Allred said juries are often unsympathetic to women they believe should have left their husbands sooner, rather than turn to murder later.
Owens, whose death penalty conviction was reduced to life in prison last year, was granted parole last week, and she walked free Friday. At her 1985 trial, she did not talk about being physically and sexually abused by her husband, claiming later she didn't want to expose her young sons to the truth about their father.
"I'm looking forward to leading a quiet, private but productive life," Owens said in a statement just before leaving the prison. She said she feels a "responsibility to give back to those who have given so much to me," according to the Associated Press.
On Thursday, a jury acquitted Barbara Sheehan of murder, but convicted of her of illegal possession of a firearm.
"There's no joy today," Sheehan's attorney Michael Dowd told reporters outside the courthouse. "The only thing that can bring joy to this family would be to bring them back 17 years before the first blow was struck."

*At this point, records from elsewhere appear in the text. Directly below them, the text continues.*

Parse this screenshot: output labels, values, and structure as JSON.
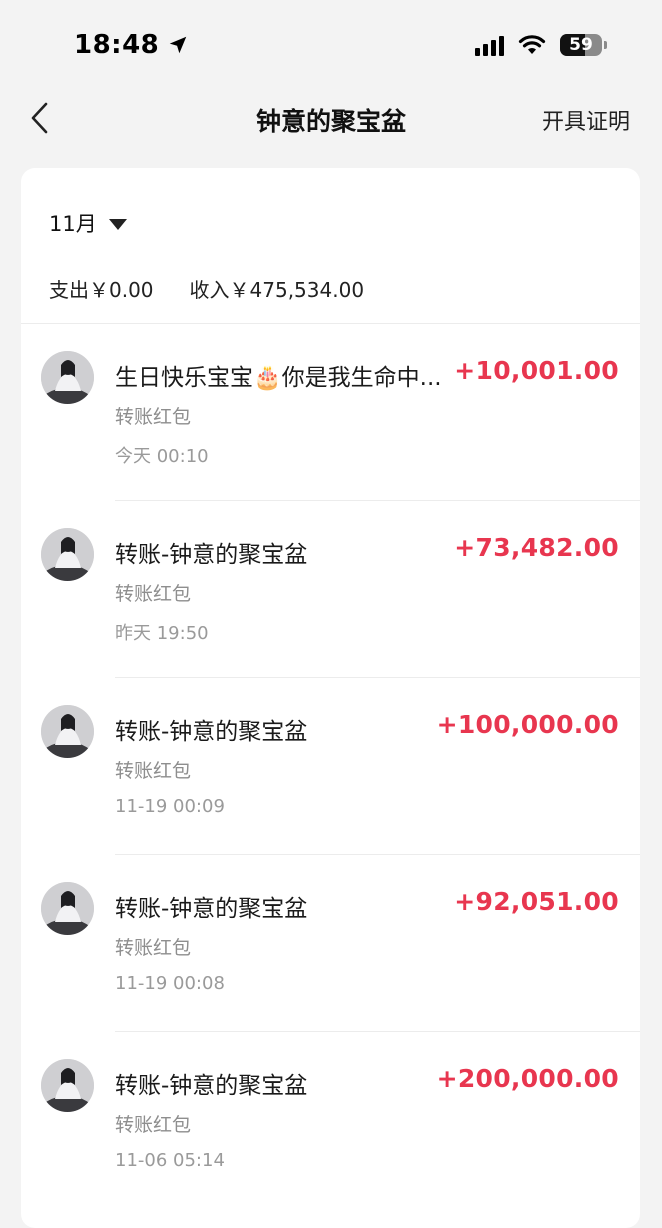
{
  "status_bar": {
    "time": "18:48",
    "battery": "59",
    "battery_level": 0.59
  },
  "nav": {
    "title": "钟意的聚宝盆",
    "action_label": "开具证明"
  },
  "filter": {
    "month": "11月"
  },
  "summary": {
    "expense": "支出￥0.00",
    "income": "收入￥475,534.00"
  },
  "transactions": [
    {
      "title": "生日快乐宝宝🎂你是我生命中...",
      "subtitle": "转账红包",
      "time": "今天 00:10",
      "amount": "+10,001.00"
    },
    {
      "title": "转账-钟意的聚宝盆",
      "subtitle": "转账红包",
      "time": "昨天 19:50",
      "amount": "+73,482.00"
    },
    {
      "title": "转账-钟意的聚宝盆",
      "subtitle": "转账红包",
      "time": "11-19 00:09",
      "amount": "+100,000.00"
    },
    {
      "title": "转账-钟意的聚宝盆",
      "subtitle": "转账红包",
      "time": "11-19 00:08",
      "amount": "+92,051.00"
    },
    {
      "title": "转账-钟意的聚宝盆",
      "subtitle": "转账红包",
      "time": "11-06 05:14",
      "amount": "+200,000.00"
    }
  ],
  "colors": {
    "amount": "#e8364f",
    "background": "#f3f3f3",
    "card": "#ffffff"
  }
}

Sheehan admitted to shooting her husband after a fight in which he threatened her if she did not accompany him on a trip to Florida. Sheehan claimed she had been seriously beaten on a trip a few months earlier to Jamaica and was reluctant to leave her home.
Queens District Attorney Richard Brown said neither side could claim victory and called on battered woman to go to authorities when they are first abused.
In 2010, a New York woman accused of murdering her husband successfully used the battered woman defense and was acquitted. Shanique Simmons had been routinely abused by her husband and was even raped, she testified. Simmons stabbed her unarmed husband in the hallway of their Bronx apartment, but claimed self defense.